If you are a mother without custody, know that you are not alone. Approximately 58,000 children are 'legally' taken from their mothers each year through the family court system in the U.S
American Mothers of Lost Children - A Political and Social Campaign to Reunite children with their Safe Mothers
Mothers of 8 Children lost custody 25 years ago
Continually raped by her husband, she had to finally to get a divorce so she could stay alive thus lost custody because of her fragile health. The youngest was a six months old nursing infant ripped away from her breast at the courthouse. She still has no contact with her children and grandchildren despite trying years after years.
Robin Karr's lost custody of her two babies under 3 years old
The babies were ripped away from her by court- order and given to her abusive and violent husband 20 years ago.
She still has no contact with her children despite trying years and after years.
Adverse Childhood Experiences (ACEs)
Childhood experiences, both positive and negative, have a tremendous impact on future violence victimization and perpetration, and lifelong health and opportunity. As such, early experiences are an important public health issue. Much of the foundational research in this area has been referred to as Adverse Childhood Experiences (ACEs).
ACEs can be prevented. Learn more about preventing ACEs in your community.
The Women's Coalition is fighting for Women's Right to Maintain Custody and the Power to Protect
Children from Abusive Fathers.
Children are being taken away from loving mothers and given to controlling, unfit and abusive fathers in epidemic numbers. Women are being silenced through gag orders, incarceration and threats of loss of contact with children.
Tina Swithin survived a Category Five Divorce Hurricane while acting as her own attorney in a custody battle that turned her family’s life upside down. In 2012, Tina published her first book, “DIVORCING A NARCISSIST: ONE MOM’S BATTLE” with the goal of letting others know that they weren’t alone.
Nadine Burke Harris
Nadine Burke Harris’ healthcare practice focuses on a little-understood, yet very common factor in childhood that can profoundly impact adult-onset disease: trauma.

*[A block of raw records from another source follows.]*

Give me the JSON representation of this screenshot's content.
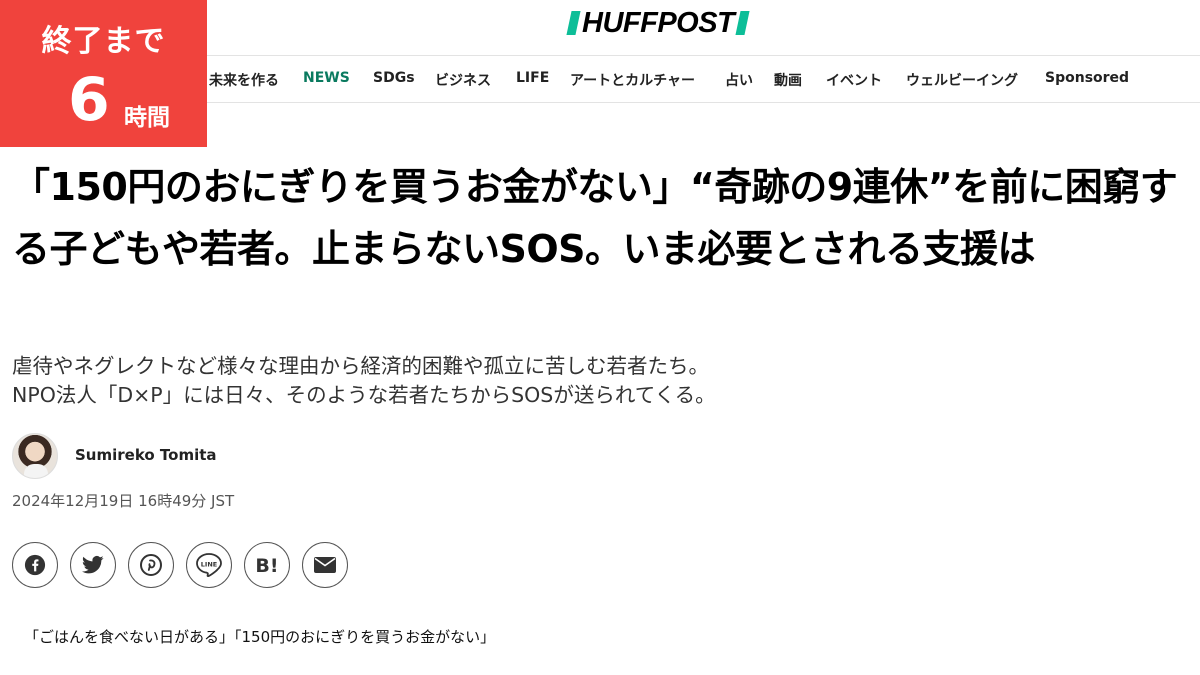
{
  "countdown": {
    "label": "終了まで",
    "number": "6",
    "unit": "時間"
  },
  "logo": {
    "text": "HUFFPOST"
  },
  "nav": {
    "items": [
      {
        "label": "未来を作る",
        "active": false
      },
      {
        "label": "NEWS",
        "active": true
      },
      {
        "label": "SDGs",
        "active": false
      },
      {
        "label": "ビジネス",
        "active": false
      },
      {
        "label": "LIFE",
        "active": false
      },
      {
        "label": "アートとカルチャー",
        "active": false
      },
      {
        "label": "占い",
        "active": false
      },
      {
        "label": "動画",
        "active": false
      },
      {
        "label": "イベント",
        "active": false
      },
      {
        "label": "ウェルビーイング",
        "active": false
      },
      {
        "label": "Sponsored",
        "active": false
      }
    ]
  },
  "article": {
    "headline": "「150円のおにぎりを買うお金がない」“奇跡の9連休”を前に困窮する子どもや若者。止まらないSOS。いま必要とされる支援は",
    "dek_line1": "虐待やネグレクトなど様々な理由から経済的困難や孤立に苦しむ若者たち。",
    "dek_line2": "NPO法人「D×P」には日々、そのような若者たちからSOSが送られてくる。",
    "author": "Sumireko Tomita",
    "date": "2024年12月19日 16時49分 JST",
    "first_paragraph": "「ごはんを食べない日がある」「150円のおにぎりを買うお金がない」"
  },
  "share": {
    "buttons": [
      "facebook-icon",
      "twitter-icon",
      "pinterest-icon",
      "line-icon",
      "hatena-bookmark-icon",
      "email-icon"
    ],
    "line_label": "LINE",
    "hatena_label": "B!"
  },
  "colors": {
    "accent": "#0dbe98",
    "nav_active": "#0a7a5f",
    "badge": "#f0433d"
  }
}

Childhood trauma isn’t something you just get over as you grow up. Pediatrician Nadine Burke Harris explains that the repeated stress of abuse, neglect and parents struggling with mental health or substance abuse issues has real, tangible effects on the development of the brain. This unfolds across a lifetime, to the point where those who’ve experienced high levels of trauma are at triple the risk for heart disease and lung cancer. An impassioned plea for pediatric medicine to confront the prevention and treatment of trauma, head-on.
Pediatrician Nadine Burke Harris noticed a disturbing trend as she treated children in an underserved neighborhood in San Francisco: that many of the kids who came to see her had experienced childhood trauma. She began studying how childhood exposure to adverse events affects brain development, as well as a person’s health as an adult.
Understanding this powerful correlation, Burke Harris became the founder and CEO of the Center for Youth Wellness, an initiative at the California Pacific Medical Center Bayview Child Health Center that seeks to create a clinical model that recognizes and effectively treats toxic stress in children. Her work pushes the health establishment to reexamine its relationship to social risk factors, and advocates for medical interventions to counteract the damaging impact of stress. Her goal: to change the standard of pediatric practice, across demographics.
What others say“[Nadine Burke Harris] believes that regarding childhood trauma as a medical issue helps her to treat more effectively the symptoms of patients. Moreover, she believes, this approach, when applied to a large population, might help alleviate the broader dysfunction that plagues poor neighborhoods.” — The New Yorker